Not long ago, many observers worried that ever-expanding multinationals — many of which had revenues exceeding the gross domestic products of smaller countries — were going to take over the world. But as globalization marches onward, powerful local companies are increasingly winning out against multinational competitors. This is especially true in emerging markets, where multinationals are assumed to enjoy superiority and CEOs are counting on growth. In China, the ice cream, laundry detergent and appliance markets provide interesting examples of this phenomenon. Despite the presence of multinationals in these markets, the market-share leaders are local companies. A similar pattern is being repeated in other emerging markets. The authors note, however, that in some cases multinationals have been able to resist the market gains of local competition, whether through first-mover advantages or by acquiring the leading local players and nurturing their local identity and strengths. For decades, multinationals were able to make good returns by acting as efficient global conduits for assets that were difficult to transfer, including intangibles such as product designs, technologies, management systems and company cultures. Transfers within the multinational company were more efficient than obtaining those assets through open-market transactions. However, a number of forces have been eroding that advantage. First, in the drive to reduce costs, established multinationals increasingly focused on activities with the highest returns. This meant that lower-value activities were outsourced and often offshored to emerging economies, creating global markets in which local companies can also source components and services. The result is that once-closed value chains have been opened up, enabling local players to source “plug-and-play” modules that can be combined to create products very similar — and sometimes superior — to those of foreign multinationals. If multinationals are to succeed against local competition in emerging markets, the authors write, they need to move beyond the credo of “integrate globally and adapt locally.” They will need to create new advantages in target markets by integrating their businesses with the local commercial networks and the society itself.

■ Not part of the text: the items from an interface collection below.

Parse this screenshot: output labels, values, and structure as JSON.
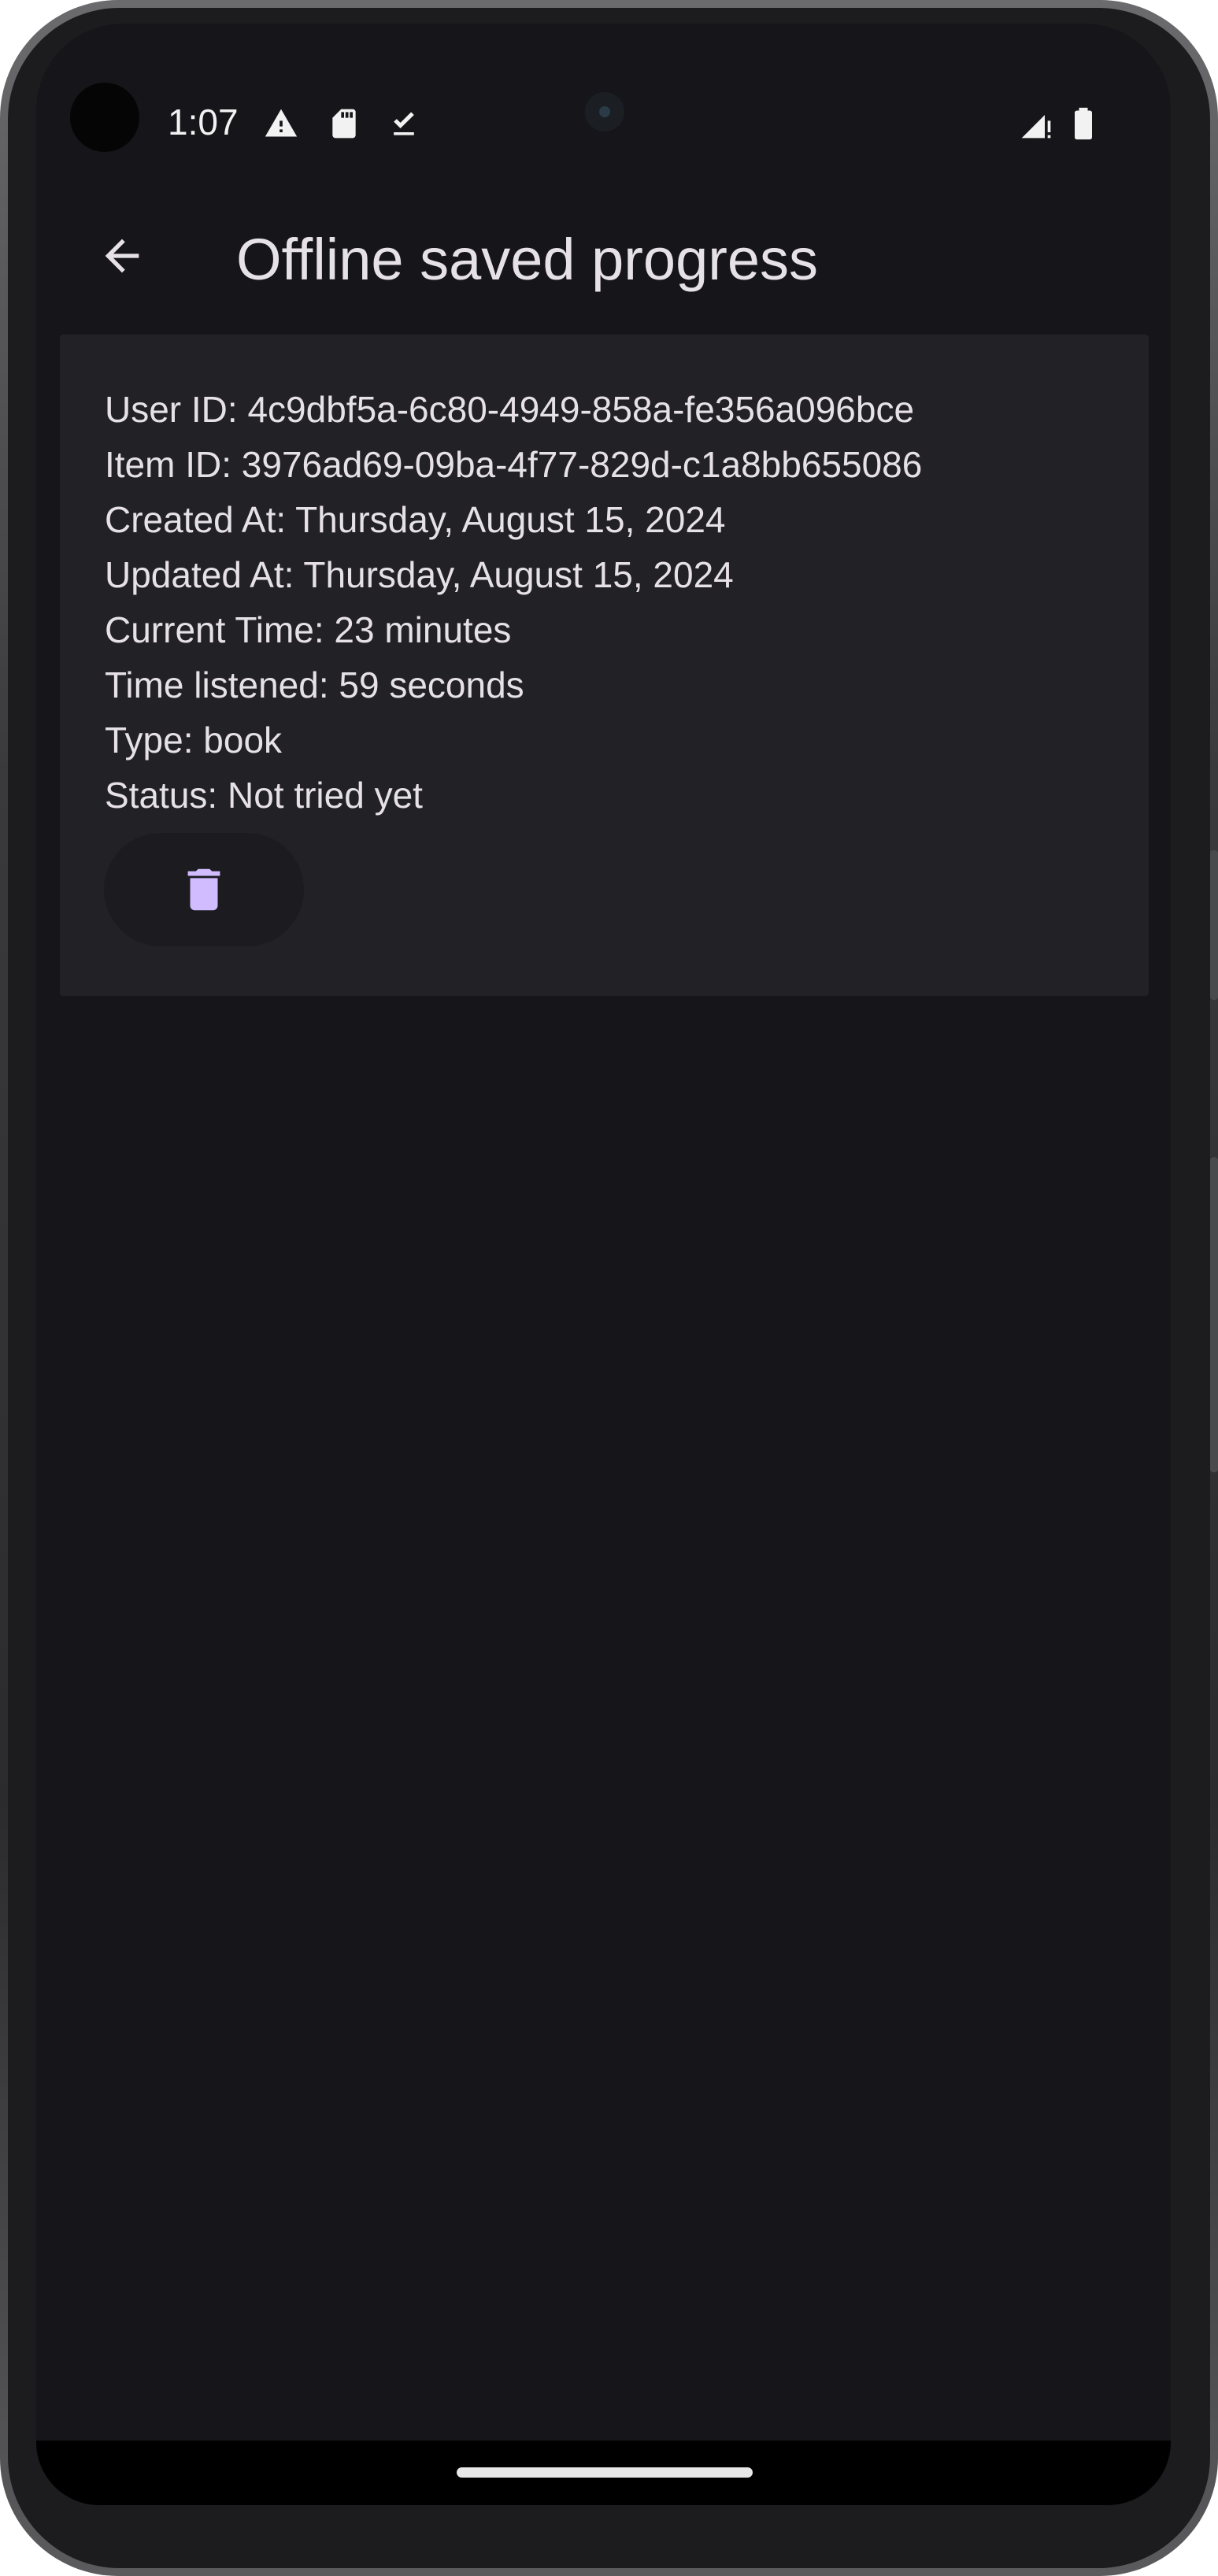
{
  "status_bar": {
    "time": "1:07",
    "icons": [
      "warning-icon",
      "sd-card-icon",
      "download-done-icon",
      "signal-icon",
      "battery-icon"
    ]
  },
  "app_bar": {
    "title": "Offline saved progress",
    "back_icon": "arrow-back-icon"
  },
  "progress_item": {
    "user_id": "User ID: 4c9dbf5a-6c80-4949-858a-fe356a096bce",
    "item_id": "Item ID: 3976ad69-09ba-4f77-829d-c1a8bb655086",
    "created_at": "Created At: Thursday, August 15, 2024",
    "updated_at": "Updated At: Thursday, August 15, 2024",
    "current_time": "Current Time: 23 minutes",
    "time_listened": "Time listened: 59 seconds",
    "type": "Type: book",
    "status": "Status: Not tried yet",
    "delete_icon": "trash-icon"
  },
  "colors": {
    "background": "#16151a",
    "card": "#222126",
    "text": "#e6e1e6",
    "accent": "#d0bcff"
  }
}
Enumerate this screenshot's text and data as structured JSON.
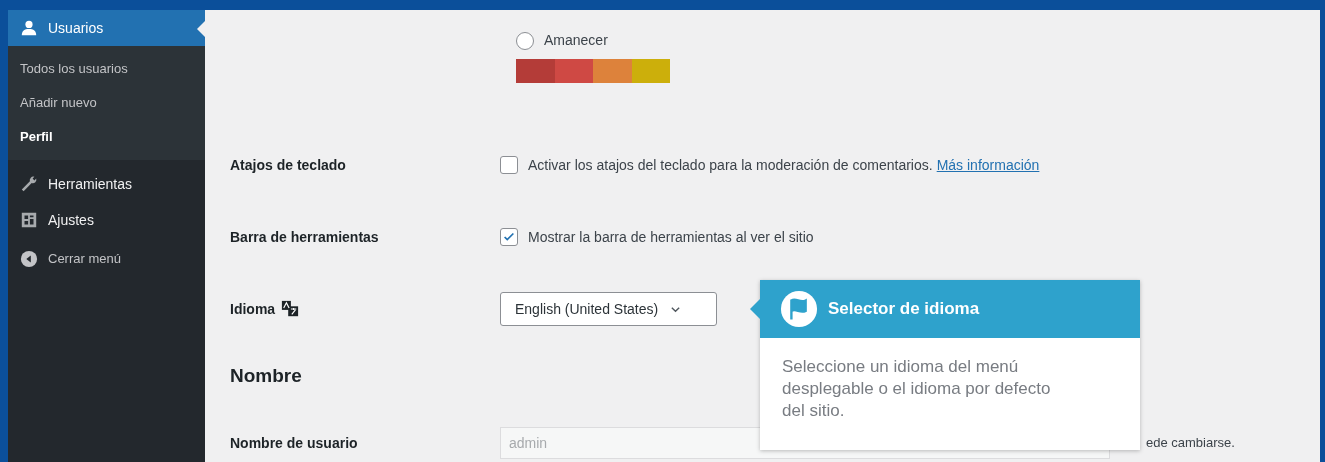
{
  "sidebar": {
    "menu": [
      {
        "label": "Usuarios",
        "selected": true,
        "children": [
          {
            "label": "Todos los usuarios",
            "selected": false
          },
          {
            "label": "Añadir nuevo",
            "selected": false
          },
          {
            "label": "Perfil",
            "selected": true
          }
        ]
      },
      {
        "label": "Herramientas",
        "selected": false
      },
      {
        "label": "Ajustes",
        "selected": false
      }
    ],
    "collapse": {
      "label": "Cerrar menú"
    }
  },
  "color_scheme": {
    "label": "Amanecer",
    "selected": false,
    "swatches": [
      {
        "color": "#b43c38"
      },
      {
        "color": "#cf4944"
      },
      {
        "color": "#dd823b"
      },
      {
        "color": "#ccaf0b"
      }
    ]
  },
  "settings": [
    {
      "kind": "checkbox",
      "label": "Atajos de teclado",
      "text": "Activar los atajos del teclado para la moderación de comentarios.",
      "link": "Más información",
      "checked": false
    },
    {
      "kind": "checkbox",
      "label": "Barra de herramientas",
      "text": "Mostrar la barra de herramientas al ver el sitio",
      "checked": true
    },
    {
      "kind": "select",
      "label": "Idioma",
      "value": "English (United States)"
    },
    {
      "kind": "heading",
      "label": "Nombre"
    },
    {
      "kind": "input",
      "label": "Nombre de usuario",
      "value": "admin",
      "disabled": true,
      "description": "ede cambiarse."
    }
  ],
  "tooltip": {
    "title": "Selector de idioma",
    "body": "Seleccione un idioma del menú desplegable o el idioma por defecto del sitio."
  }
}
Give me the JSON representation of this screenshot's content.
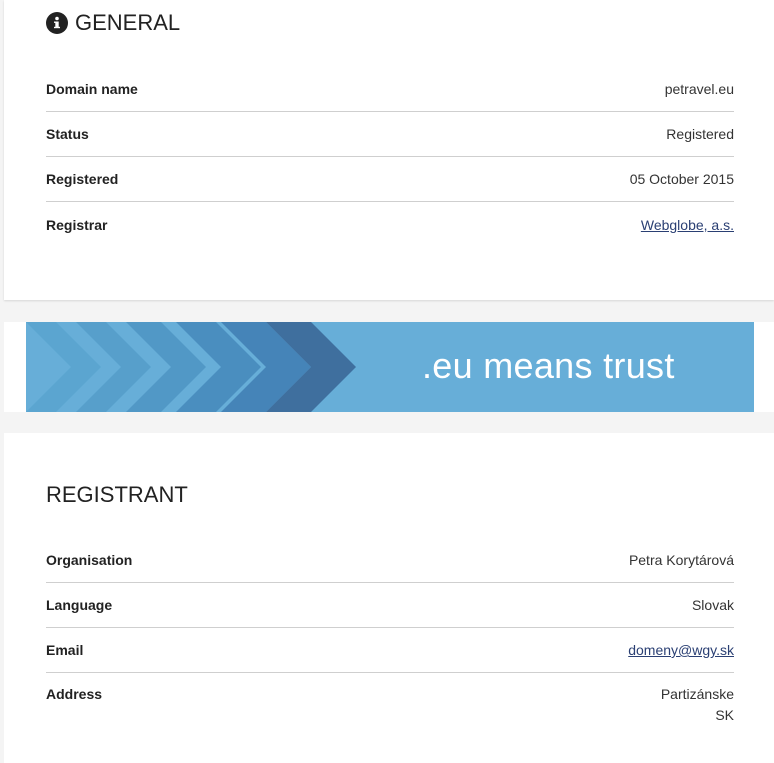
{
  "general": {
    "title": "GENERAL",
    "rows": [
      {
        "label": "Domain name",
        "value": "petravel.eu"
      },
      {
        "label": "Status",
        "value": "Registered"
      },
      {
        "label": "Registered",
        "value": "05 October 2015"
      },
      {
        "label": "Registrar",
        "value": "Webglobe, a.s."
      }
    ]
  },
  "banner": {
    "text": ".eu means trust",
    "color": "#67aed8"
  },
  "registrant": {
    "title": "REGISTRANT",
    "rows": [
      {
        "label": "Organisation",
        "value": "Petra Korytárová"
      },
      {
        "label": "Language",
        "value": "Slovak"
      },
      {
        "label": "Email",
        "value": "domeny@wgy.sk"
      },
      {
        "label": "Address",
        "value_line1": "Partizánske",
        "value_line2": "SK"
      }
    ]
  },
  "icons": {
    "general_icon": "info-icon"
  },
  "colors": {
    "link": "#2a3f73",
    "divider": "#cfcfcf",
    "banner_dark": "#3f6f9e"
  }
}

They will need to help shape local markets, rather than just adapt to them.